Haymaking involved a basic process of cutting, gathering, curing and storing grasses or legumes. Hay was best made during late June, July and August, but time and weather sometimes prolonged haymaking into the fall. First the hay was cut with a mower. Then sun and wind dried and cured the hay as it lay in the swath. When the moisture content was low enough, the hay was raked up and stored in stacks in the field or loaded on a hay rack and hauled to the yard. Here it could be stored up in stacks or a barn for use in winter.

Farmers needed plenty of rain to ensure a good crop, and then hot dry weather to harvest it. Most haymaking was done by family members, male and female,working with neighbours and casual help on occasion. Hired men usually got the heavy work such as pitching hay or building stacks. Women and older children often did the raking and drove the teams of horses. Smaller children brought lunches and cold drinks to the hayfield, giving the workers a brief respite in the dusty heat of a sweltering summer afternoon.

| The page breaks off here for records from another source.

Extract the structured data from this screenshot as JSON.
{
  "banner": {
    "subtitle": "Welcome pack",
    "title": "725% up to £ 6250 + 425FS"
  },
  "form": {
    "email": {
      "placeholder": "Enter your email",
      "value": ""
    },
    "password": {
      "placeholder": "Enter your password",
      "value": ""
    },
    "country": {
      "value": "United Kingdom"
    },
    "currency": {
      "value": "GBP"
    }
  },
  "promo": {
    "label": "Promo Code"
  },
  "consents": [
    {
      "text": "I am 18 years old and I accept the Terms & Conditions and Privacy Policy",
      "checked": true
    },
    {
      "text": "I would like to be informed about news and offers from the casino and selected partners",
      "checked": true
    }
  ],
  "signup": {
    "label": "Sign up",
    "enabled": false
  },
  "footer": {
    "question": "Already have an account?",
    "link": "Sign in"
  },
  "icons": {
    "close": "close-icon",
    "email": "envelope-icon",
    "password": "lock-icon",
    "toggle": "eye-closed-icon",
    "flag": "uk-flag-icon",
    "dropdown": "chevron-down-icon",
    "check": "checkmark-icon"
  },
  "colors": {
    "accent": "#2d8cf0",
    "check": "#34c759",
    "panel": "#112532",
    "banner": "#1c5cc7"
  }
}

Greater rainfall in the central, or parkland, area produces heavier stands of natural hay, though seeded hays, including legumes such as alfalfa and clover, and grasses such as timothy and brome, also grow well. This parkland became a major supplier of baled hay for the commercial market. Thus, most of Alberta's hay was grown in the central and south central areas. Even there, however, haymaking required hours of backbreaking work and many hands. A continuous drive to reduce the number of hands and amount of labour needed to put up hay by improving haymaking techniques characterized haying in Alberta before 1955.